Layer Four: Enrichening Detail

OK, after that challenge, things are getting a bit more straightforward for a while. By answering a questionnaire from the point of view of a character, you can find out more about elements of their life that you haven’t thought about in detail before, building a more detailed, realistic person.

Here’s a questionnaire you can use:

  • Nicknames –
  • Face –
  • Hair –
  • Height and weight–
  • Clothes–
  • Hands –
  • Manner of speaking (accent, phrases etc) –
  • Habits –
  • Narrator’s opinion –
  • How they react to strangers –
  • How they react to friends, family –
  • Who their friends are –
  • Reaction to difficult situations, adversity –
  • Obsessions –
  • Hobbies –
  • Family situation –
  • Relationship situation –
  • Nationality –
  • Flashbacks –
  • Contrasting with a different character –
  • Social status –
  • How they treat people better than them –
  • How they treat people worse than them –
  • Possessions –
  • Job –
  • Thoughts –
  • Fears –

Layer Five: History

Finally, it can be very enlightening to write a full history of your character, all the way from babyhood to however they are now.
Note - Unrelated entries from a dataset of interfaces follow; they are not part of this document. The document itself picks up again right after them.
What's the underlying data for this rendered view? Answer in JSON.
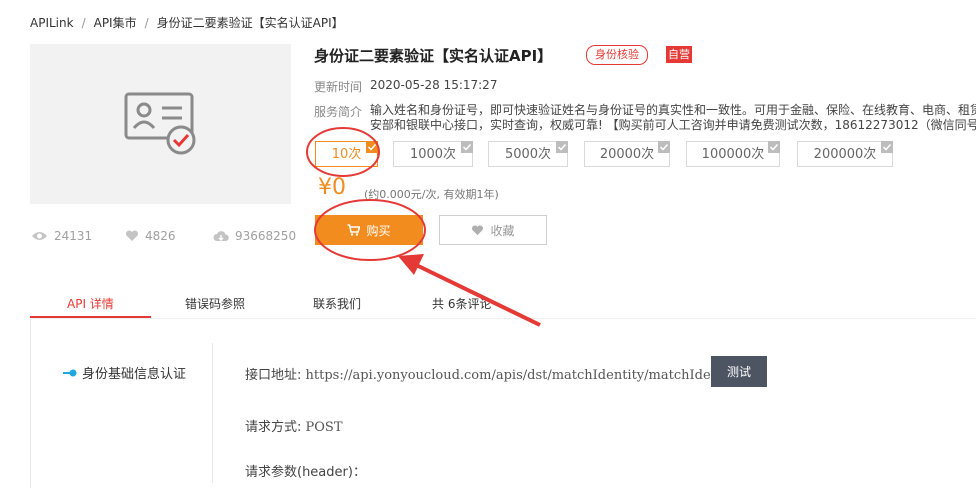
{
  "breadcrumb": [
    "APILink",
    "API集市",
    "身份证二要素验证【实名认证API】"
  ],
  "product": {
    "title": "身份证二要素验证【实名认证API】",
    "badge_outline": "身份核验",
    "badge_solid": "自营",
    "update_label": "更新时间",
    "update_value": "2020-05-28 15:17:27",
    "intro_label": "服务简介",
    "intro_line1": "输入姓名和身份证号，即可快速验证姓名与身份证号的真实性和一致性。可用于金融、保险、在线教育、电商、租赁",
    "intro_line2": "安部和银联中心接口，实时查询，权威可靠! 【购买前可人工咨询并申请免费测试次数，18612273012（微信同号）"
  },
  "stats": {
    "views": "24131",
    "likes": "4826",
    "calls": "93668250"
  },
  "options": [
    "10次",
    "1000次",
    "5000次",
    "20000次",
    "100000次",
    "200000次"
  ],
  "selected_option_index": 0,
  "price": {
    "value": "¥0",
    "note": "(约0.000元/次, 有效期1年)"
  },
  "actions": {
    "buy": "购买",
    "favorite": "收藏"
  },
  "tabs": [
    "API 详情",
    "错误码参照",
    "联系我们",
    "共 6条评论"
  ],
  "active_tab_index": 0,
  "sidebar": {
    "item": "身份基础信息认证"
  },
  "details": {
    "endpoint_label": "接口地址:",
    "endpoint_value": "https://api.yonyoucloud.com/apis/dst/matchIdentity/matchIdentity",
    "test_button": "测试",
    "method_label": "请求方式:",
    "method_value": "POST",
    "params_label": "请求参数(header)："
  },
  "colors": {
    "accent": "#f28c1f",
    "alert": "#e53935",
    "dark_button": "#4d5563"
  },
  "icons": [
    "id-card-check-icon",
    "eye-icon",
    "heart-icon",
    "cloud-download-icon",
    "cart-icon",
    "link-icon"
  ]
}
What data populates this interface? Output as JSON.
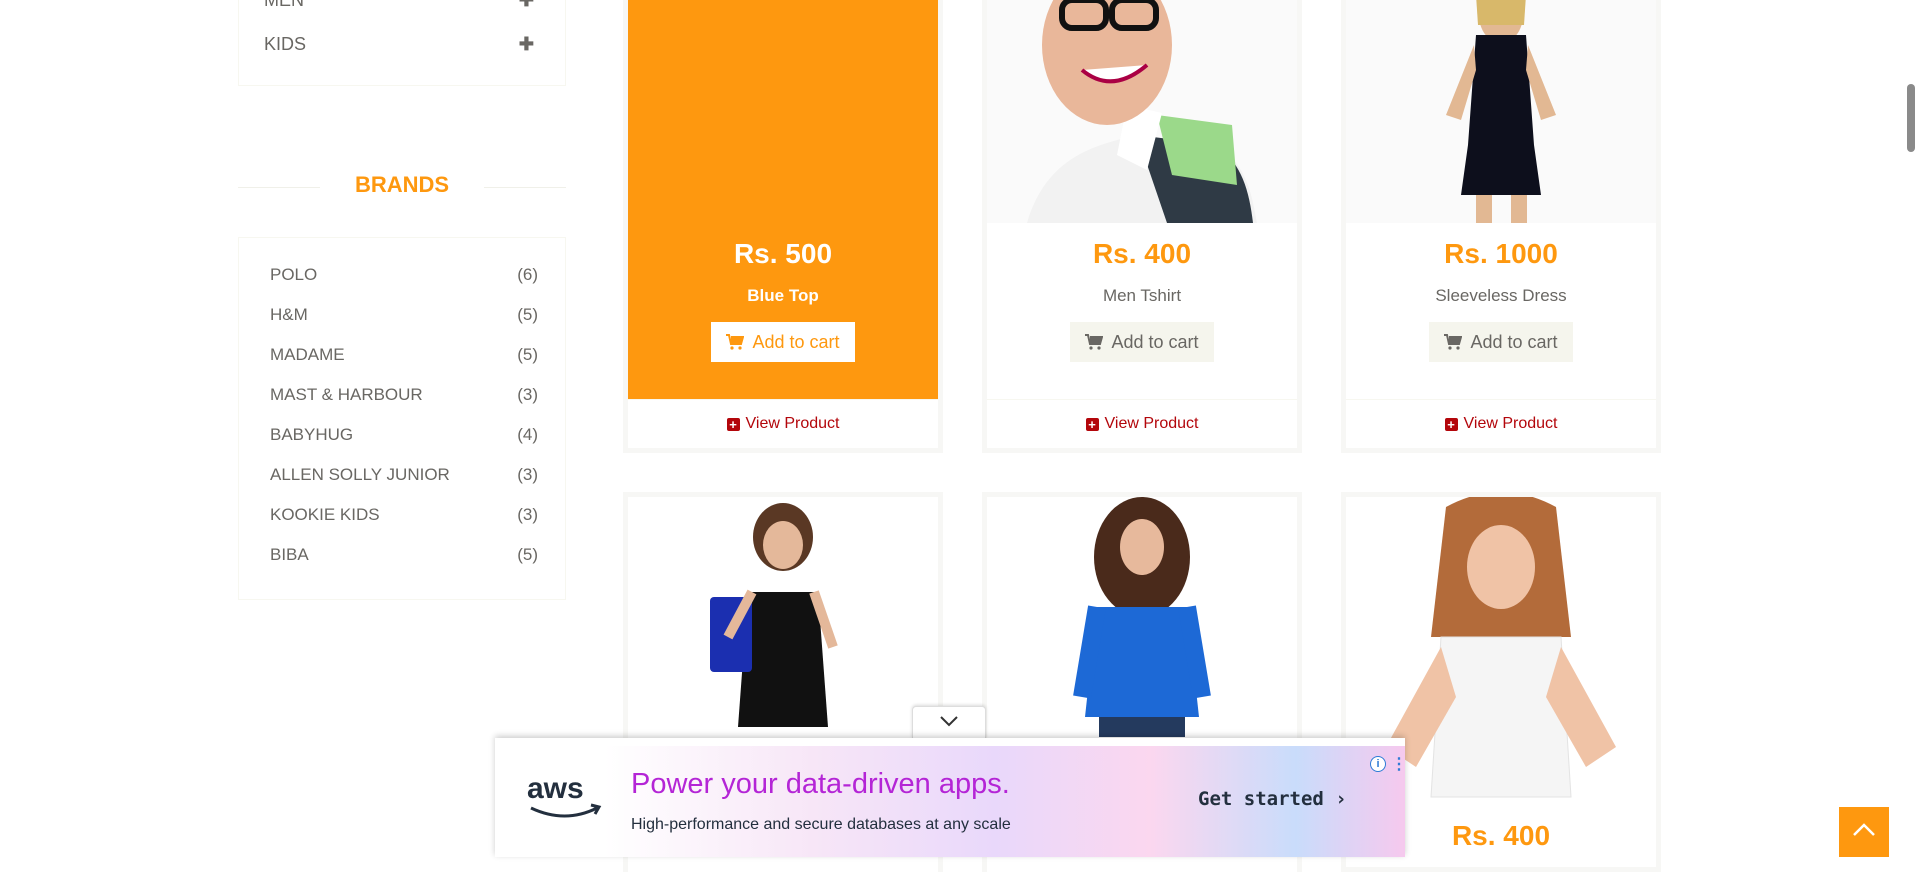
{
  "categories": [
    {
      "label": "MEN"
    },
    {
      "label": "KIDS"
    }
  ],
  "brands": {
    "title": "BRANDS",
    "items": [
      {
        "name": "POLO",
        "count": "(6)"
      },
      {
        "name": "H&M",
        "count": "(5)"
      },
      {
        "name": "MADAME",
        "count": "(5)"
      },
      {
        "name": "MAST & HARBOUR",
        "count": "(3)"
      },
      {
        "name": "BABYHUG",
        "count": "(4)"
      },
      {
        "name": "ALLEN SOLLY JUNIOR",
        "count": "(3)"
      },
      {
        "name": "KOOKIE KIDS",
        "count": "(3)"
      },
      {
        "name": "BIBA",
        "count": "(5)"
      }
    ]
  },
  "products": [
    {
      "price": "Rs. 500",
      "name": "Blue Top",
      "cart_label": "Add to cart",
      "view_label": "View Product"
    },
    {
      "price": "Rs. 400",
      "name": "Men Tshirt",
      "cart_label": "Add to cart",
      "view_label": "View Product"
    },
    {
      "price": "Rs. 1000",
      "name": "Sleeveless Dress",
      "cart_label": "Add to cart",
      "view_label": "View Product"
    },
    {
      "price": "Rs. 400"
    }
  ],
  "ad": {
    "brand": "aws",
    "headline": "Power your data-driven apps.",
    "subline": "High-performance and secure databases at any scale",
    "cta": "Get started ›"
  },
  "colors": {
    "accent": "#FE980F",
    "link_red": "#B3060B",
    "text": "#696763"
  }
}
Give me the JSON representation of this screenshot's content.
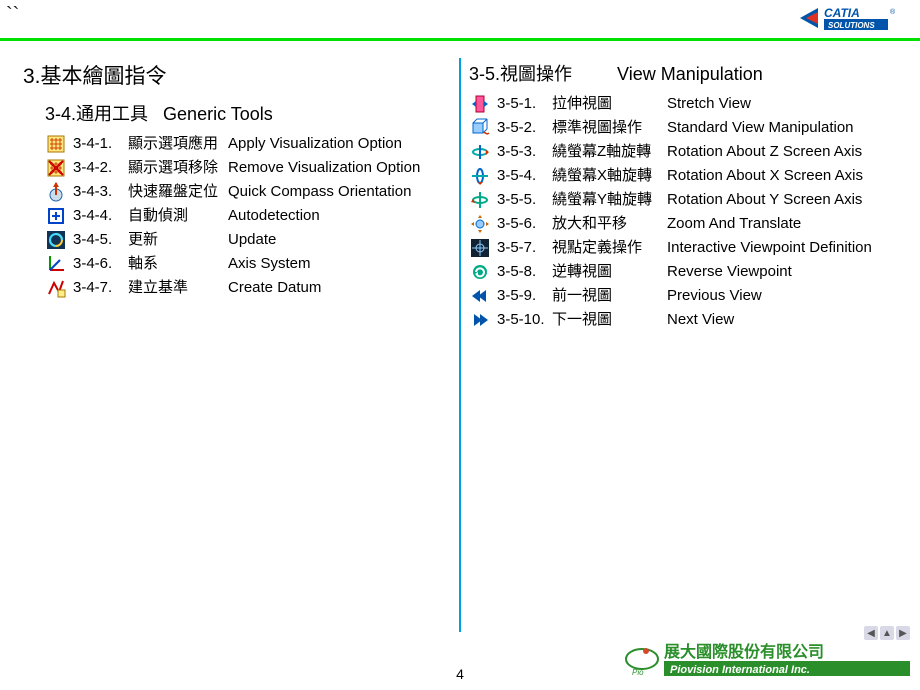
{
  "page_number": "4",
  "brand_tr": "CATIA SOLUTIONS",
  "brand_br_zh": "展大國際股份有限公司",
  "brand_br_en": "Piovision International Inc.",
  "left": {
    "heading": "3.基本繪圖指令",
    "subheading_zh": "3-4.通用工具",
    "subheading_en": "Generic Tools",
    "items": [
      {
        "num": "3-4-1.",
        "zh": "顯示選項應用",
        "en": "Apply Visualization Option",
        "icon": "grid-apply"
      },
      {
        "num": "3-4-2.",
        "zh": "顯示選項移除",
        "en": "Remove Visualization Option",
        "icon": "grid-remove"
      },
      {
        "num": "3-4-3.",
        "zh": "快速羅盤定位",
        "en": "Quick Compass Orientation",
        "icon": "compass"
      },
      {
        "num": "3-4-4.",
        "zh": "自動偵測",
        "en": "Autodetection",
        "icon": "plus-box"
      },
      {
        "num": "3-4-5.",
        "zh": "更新",
        "en": "Update",
        "icon": "swirl"
      },
      {
        "num": "3-4-6.",
        "zh": "軸系",
        "en": "Axis System",
        "icon": "axis"
      },
      {
        "num": "3-4-7.",
        "zh": "建立基準",
        "en": "Create Datum",
        "icon": "datum"
      }
    ]
  },
  "right": {
    "subheading_zh": "3-5.視圖操作",
    "subheading_en": "View Manipulation",
    "items": [
      {
        "num": "3-5-1.",
        "zh": "拉伸視圖",
        "en": "Stretch View",
        "icon": "stretch"
      },
      {
        "num": "3-5-2.",
        "zh": "標準視圖操作",
        "en": "Standard View Manipulation",
        "icon": "std-view"
      },
      {
        "num": "3-5-3.",
        "zh": "繞螢幕Z軸旋轉",
        "en": "Rotation About Z Screen Axis",
        "icon": "rot-z"
      },
      {
        "num": "3-5-4.",
        "zh": "繞螢幕X軸旋轉",
        "en": "Rotation About X Screen Axis",
        "icon": "rot-x"
      },
      {
        "num": "3-5-5.",
        "zh": "繞螢幕Y軸旋轉",
        "en": "Rotation About Y Screen Axis",
        "icon": "rot-y"
      },
      {
        "num": "3-5-6.",
        "zh": "放大和平移",
        "en": "Zoom And Translate",
        "icon": "zoom-pan"
      },
      {
        "num": "3-5-7.",
        "zh": "視點定義操作",
        "en": "Interactive Viewpoint Definition",
        "icon": "viewpoint"
      },
      {
        "num": "3-5-8.",
        "zh": "逆轉視圖",
        "en": "Reverse Viewpoint",
        "icon": "reverse"
      },
      {
        "num": "3-5-9.",
        "zh": "前一視圖",
        "en": "Previous View",
        "icon": "prev"
      },
      {
        "num": "3-5-10.",
        "zh": "下一視圖",
        "en": "Next View",
        "icon": "next"
      }
    ]
  }
}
By being forced to think about what family life was like, what their parents did, whether they had siblings, how they experienced school, etc, you can add a lot of realistic qualities to your character.

Write at least a paragraph about each of the following life stages of your character (until now – i.e. if they are a teenager, only do baby, child and teenager):

  • Baby
  • Child
  • Teenager
  • Young Adult
  • Middle Aged
  • Elderly